**Problem:**
Consider the entries given below. Count the lines that include "JSON" and give only the count.

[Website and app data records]
--- START ---
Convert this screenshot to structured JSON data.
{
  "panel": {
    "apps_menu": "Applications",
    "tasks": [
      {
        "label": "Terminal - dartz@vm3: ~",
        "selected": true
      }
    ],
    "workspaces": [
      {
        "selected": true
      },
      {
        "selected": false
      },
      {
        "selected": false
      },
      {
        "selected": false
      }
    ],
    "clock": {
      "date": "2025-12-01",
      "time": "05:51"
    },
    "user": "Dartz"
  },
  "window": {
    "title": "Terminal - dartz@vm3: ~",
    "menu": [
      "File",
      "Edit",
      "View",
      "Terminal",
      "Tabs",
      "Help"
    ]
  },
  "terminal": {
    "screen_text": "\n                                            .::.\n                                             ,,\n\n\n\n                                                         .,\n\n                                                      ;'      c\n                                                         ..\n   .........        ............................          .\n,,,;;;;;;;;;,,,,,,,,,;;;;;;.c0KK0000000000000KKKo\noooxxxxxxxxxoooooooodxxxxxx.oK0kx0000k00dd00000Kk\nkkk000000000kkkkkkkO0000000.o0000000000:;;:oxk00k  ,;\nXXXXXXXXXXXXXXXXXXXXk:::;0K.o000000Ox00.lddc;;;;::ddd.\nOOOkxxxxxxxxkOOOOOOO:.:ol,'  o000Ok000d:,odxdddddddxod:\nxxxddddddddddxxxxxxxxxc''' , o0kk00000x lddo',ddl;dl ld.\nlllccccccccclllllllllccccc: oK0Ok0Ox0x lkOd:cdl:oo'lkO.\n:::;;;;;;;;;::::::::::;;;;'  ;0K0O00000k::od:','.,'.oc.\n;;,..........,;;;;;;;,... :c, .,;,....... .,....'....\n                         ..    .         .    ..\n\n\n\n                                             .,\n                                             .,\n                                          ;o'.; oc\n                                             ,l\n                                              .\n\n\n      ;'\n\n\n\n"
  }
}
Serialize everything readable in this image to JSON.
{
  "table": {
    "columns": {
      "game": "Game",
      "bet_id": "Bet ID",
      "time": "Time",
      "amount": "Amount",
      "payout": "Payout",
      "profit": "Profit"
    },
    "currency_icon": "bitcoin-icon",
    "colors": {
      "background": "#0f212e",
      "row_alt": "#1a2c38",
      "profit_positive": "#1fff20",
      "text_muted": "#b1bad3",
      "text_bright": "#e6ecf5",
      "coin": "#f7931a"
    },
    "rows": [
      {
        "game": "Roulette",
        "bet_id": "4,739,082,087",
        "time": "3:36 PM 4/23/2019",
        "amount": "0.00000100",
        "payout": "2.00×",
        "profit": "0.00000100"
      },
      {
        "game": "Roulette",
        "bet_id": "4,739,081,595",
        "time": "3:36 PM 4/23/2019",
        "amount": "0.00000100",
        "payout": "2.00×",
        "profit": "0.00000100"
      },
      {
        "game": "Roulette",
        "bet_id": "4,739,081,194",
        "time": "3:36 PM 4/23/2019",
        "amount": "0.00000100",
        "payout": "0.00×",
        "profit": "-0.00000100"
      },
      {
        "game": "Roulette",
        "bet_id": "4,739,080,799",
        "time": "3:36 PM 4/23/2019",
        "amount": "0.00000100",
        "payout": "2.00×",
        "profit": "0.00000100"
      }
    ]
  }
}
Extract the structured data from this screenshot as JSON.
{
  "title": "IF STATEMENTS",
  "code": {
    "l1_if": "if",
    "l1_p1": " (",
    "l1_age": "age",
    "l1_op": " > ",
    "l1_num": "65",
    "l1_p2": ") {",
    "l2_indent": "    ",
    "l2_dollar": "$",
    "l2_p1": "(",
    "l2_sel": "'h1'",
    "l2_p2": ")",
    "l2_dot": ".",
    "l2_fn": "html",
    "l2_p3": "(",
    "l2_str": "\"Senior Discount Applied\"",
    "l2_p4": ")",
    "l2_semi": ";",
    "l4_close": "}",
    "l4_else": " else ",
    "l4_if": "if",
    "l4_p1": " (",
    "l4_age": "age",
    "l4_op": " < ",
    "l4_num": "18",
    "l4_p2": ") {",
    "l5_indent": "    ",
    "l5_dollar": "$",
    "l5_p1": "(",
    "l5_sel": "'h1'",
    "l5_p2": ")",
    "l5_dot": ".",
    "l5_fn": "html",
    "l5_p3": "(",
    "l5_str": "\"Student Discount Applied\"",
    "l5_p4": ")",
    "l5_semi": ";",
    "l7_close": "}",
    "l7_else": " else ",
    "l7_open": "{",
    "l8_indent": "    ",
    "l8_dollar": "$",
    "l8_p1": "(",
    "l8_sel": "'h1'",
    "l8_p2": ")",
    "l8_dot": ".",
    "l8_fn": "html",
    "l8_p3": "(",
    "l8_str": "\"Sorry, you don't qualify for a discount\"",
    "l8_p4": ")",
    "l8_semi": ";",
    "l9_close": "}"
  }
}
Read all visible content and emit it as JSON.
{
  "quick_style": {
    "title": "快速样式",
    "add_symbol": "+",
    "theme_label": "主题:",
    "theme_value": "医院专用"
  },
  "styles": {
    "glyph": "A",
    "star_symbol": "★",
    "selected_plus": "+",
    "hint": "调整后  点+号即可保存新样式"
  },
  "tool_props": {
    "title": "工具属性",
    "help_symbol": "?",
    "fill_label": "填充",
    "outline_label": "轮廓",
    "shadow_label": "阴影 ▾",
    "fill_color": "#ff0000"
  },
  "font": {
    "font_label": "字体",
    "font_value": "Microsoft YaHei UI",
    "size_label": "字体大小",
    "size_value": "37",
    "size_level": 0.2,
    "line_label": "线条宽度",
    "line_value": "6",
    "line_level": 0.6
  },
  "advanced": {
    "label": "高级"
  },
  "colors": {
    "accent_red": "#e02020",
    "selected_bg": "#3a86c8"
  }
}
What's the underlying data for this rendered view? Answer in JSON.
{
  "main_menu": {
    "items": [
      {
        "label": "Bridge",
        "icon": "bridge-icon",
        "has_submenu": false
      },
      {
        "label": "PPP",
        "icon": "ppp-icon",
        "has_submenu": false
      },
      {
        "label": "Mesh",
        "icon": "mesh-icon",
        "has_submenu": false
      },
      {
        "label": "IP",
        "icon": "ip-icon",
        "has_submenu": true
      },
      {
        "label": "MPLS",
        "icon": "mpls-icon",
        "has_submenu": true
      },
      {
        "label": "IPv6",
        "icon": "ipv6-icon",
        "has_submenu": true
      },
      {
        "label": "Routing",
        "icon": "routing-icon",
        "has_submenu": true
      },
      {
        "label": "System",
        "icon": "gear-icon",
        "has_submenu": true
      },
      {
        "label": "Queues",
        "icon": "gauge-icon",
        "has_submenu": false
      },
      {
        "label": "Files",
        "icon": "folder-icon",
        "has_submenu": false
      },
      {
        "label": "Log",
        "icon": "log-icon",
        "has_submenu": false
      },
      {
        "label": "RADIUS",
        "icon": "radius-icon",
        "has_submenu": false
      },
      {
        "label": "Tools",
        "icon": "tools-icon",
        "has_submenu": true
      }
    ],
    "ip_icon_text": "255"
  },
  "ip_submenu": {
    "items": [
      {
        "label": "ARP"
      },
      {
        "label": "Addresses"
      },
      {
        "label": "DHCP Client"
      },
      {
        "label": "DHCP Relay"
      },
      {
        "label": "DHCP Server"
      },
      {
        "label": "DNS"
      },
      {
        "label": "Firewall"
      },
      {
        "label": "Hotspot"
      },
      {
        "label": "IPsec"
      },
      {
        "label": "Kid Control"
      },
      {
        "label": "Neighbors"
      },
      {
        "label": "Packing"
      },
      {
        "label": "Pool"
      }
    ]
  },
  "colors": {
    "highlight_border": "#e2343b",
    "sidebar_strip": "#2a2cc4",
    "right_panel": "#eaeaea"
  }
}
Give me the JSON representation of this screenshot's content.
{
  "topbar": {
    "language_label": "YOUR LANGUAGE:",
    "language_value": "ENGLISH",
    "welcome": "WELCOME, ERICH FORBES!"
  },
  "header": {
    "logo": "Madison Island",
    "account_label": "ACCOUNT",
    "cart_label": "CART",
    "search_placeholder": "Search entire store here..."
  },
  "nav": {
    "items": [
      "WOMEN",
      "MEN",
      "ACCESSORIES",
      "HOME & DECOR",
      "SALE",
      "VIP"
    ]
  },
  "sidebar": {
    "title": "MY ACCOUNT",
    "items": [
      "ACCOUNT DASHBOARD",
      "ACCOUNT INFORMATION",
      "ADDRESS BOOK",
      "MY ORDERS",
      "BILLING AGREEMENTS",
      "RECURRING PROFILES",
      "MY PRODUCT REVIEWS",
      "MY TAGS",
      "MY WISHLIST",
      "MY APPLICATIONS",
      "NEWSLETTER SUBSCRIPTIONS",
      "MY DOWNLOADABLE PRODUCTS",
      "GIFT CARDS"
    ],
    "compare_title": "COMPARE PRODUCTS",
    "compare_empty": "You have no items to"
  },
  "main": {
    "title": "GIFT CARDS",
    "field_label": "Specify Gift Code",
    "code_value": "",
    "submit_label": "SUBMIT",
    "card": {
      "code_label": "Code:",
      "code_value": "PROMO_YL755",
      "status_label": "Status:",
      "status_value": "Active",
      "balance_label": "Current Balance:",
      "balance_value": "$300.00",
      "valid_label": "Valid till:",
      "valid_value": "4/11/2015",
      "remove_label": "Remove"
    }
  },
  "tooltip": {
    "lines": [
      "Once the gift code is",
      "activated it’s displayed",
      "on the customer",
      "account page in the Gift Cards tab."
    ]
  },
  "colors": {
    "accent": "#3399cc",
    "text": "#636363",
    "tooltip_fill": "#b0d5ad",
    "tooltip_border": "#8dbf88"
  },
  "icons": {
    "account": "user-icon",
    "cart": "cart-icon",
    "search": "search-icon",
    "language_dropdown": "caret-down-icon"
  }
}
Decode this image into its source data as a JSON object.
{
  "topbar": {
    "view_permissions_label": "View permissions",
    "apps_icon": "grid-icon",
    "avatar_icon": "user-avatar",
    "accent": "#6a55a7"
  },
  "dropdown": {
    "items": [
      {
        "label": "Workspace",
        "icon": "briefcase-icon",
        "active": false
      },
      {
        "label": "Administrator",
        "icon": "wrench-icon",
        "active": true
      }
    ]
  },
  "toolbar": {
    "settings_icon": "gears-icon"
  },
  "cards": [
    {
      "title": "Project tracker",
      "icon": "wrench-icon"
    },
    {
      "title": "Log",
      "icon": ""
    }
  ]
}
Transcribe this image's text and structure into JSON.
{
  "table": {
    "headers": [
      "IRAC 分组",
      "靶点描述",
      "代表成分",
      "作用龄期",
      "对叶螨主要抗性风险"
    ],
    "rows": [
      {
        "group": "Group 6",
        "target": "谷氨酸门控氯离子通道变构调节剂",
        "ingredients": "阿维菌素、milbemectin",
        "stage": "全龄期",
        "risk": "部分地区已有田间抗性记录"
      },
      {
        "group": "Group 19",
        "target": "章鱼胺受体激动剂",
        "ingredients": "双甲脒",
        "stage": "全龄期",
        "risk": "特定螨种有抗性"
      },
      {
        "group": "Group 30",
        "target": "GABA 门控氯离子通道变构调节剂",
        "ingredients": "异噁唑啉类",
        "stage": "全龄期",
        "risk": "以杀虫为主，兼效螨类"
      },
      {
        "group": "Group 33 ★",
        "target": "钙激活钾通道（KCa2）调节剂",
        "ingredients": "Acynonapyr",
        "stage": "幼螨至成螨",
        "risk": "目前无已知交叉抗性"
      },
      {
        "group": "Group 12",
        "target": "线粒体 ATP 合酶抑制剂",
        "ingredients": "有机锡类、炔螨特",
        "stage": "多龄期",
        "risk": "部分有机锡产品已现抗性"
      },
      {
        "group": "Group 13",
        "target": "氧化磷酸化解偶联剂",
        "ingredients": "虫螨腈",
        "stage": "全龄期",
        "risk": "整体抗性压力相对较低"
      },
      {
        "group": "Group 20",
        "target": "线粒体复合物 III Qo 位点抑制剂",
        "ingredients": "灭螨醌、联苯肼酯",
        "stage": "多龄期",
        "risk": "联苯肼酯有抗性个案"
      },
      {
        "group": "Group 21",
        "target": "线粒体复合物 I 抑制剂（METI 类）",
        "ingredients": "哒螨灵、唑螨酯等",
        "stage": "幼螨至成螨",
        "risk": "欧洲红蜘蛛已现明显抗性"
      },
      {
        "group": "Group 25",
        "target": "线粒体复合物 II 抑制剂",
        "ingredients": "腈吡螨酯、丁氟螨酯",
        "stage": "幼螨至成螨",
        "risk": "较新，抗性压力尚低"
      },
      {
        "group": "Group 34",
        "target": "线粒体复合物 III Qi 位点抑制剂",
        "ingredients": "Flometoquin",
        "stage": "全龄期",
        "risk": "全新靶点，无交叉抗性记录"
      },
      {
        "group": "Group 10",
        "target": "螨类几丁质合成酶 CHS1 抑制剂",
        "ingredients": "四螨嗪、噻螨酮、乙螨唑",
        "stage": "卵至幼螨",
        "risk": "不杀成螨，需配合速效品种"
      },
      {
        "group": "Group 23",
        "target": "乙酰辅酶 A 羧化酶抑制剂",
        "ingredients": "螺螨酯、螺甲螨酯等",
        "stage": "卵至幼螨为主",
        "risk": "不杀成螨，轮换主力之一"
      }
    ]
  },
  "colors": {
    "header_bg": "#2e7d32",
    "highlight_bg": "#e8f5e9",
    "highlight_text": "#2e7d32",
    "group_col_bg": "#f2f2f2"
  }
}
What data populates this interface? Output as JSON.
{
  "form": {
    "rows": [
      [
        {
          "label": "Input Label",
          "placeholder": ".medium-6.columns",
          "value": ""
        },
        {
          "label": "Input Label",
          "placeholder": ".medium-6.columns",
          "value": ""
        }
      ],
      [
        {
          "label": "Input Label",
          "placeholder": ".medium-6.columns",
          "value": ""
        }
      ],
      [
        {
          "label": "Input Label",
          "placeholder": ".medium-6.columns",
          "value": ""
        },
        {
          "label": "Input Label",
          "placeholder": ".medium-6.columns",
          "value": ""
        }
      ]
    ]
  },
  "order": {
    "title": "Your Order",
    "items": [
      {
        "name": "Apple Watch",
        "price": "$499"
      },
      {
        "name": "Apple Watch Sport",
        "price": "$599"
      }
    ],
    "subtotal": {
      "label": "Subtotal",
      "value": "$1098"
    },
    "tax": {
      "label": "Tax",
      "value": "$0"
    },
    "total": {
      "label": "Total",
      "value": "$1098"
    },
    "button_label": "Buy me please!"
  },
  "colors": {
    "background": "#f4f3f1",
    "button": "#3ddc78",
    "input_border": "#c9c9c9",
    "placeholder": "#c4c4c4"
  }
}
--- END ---
**Result:**
9